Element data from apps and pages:
- - -
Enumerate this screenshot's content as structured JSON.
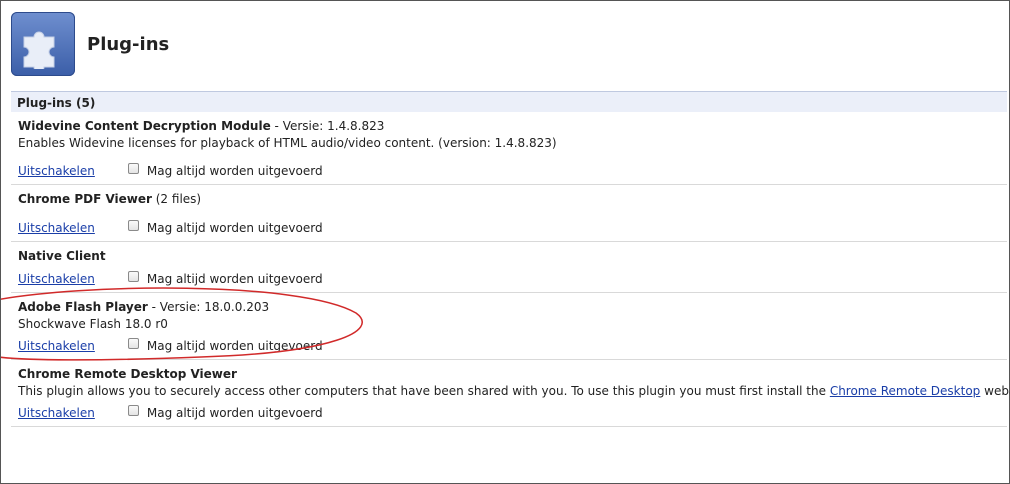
{
  "page": {
    "title": "Plug-ins",
    "section_label": "Plug-ins (5)"
  },
  "strings": {
    "disable_label": "Uitschakelen",
    "always_allowed_label": "Mag altijd worden uitgevoerd"
  },
  "plugins": [
    {
      "name": "Widevine Content Decryption Module",
      "version_text": " - Versie: 1.4.8.823",
      "description": "Enables Widevine licenses for playback of HTML audio/video content. (version: 1.4.8.823)"
    },
    {
      "name": "Chrome PDF Viewer",
      "version_text": " (2 files)",
      "description": ""
    },
    {
      "name": "Native Client",
      "version_text": "",
      "description": ""
    },
    {
      "name": "Adobe Flash Player",
      "version_text": " - Versie: 18.0.0.203",
      "description": "Shockwave Flash 18.0 r0"
    },
    {
      "name": "Chrome Remote Desktop Viewer",
      "version_text": "",
      "description_before": "This plugin allows you to securely access other computers that have been shared with you. To use this plugin you must first install the ",
      "description_link": "Chrome Remote Desktop",
      "description_after": " webapp."
    }
  ],
  "colors": {
    "link": "#1a3ea8",
    "section_bg": "#ebeff9",
    "annotation": "#d12a2a"
  },
  "icons": {
    "app_logo": "puzzle-piece-icon"
  }
}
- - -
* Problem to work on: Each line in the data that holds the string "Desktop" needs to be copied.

* Response to the exercise:
      "name": "Chrome Remote Desktop Viewer",
      "description_link": "Chrome Remote Desktop",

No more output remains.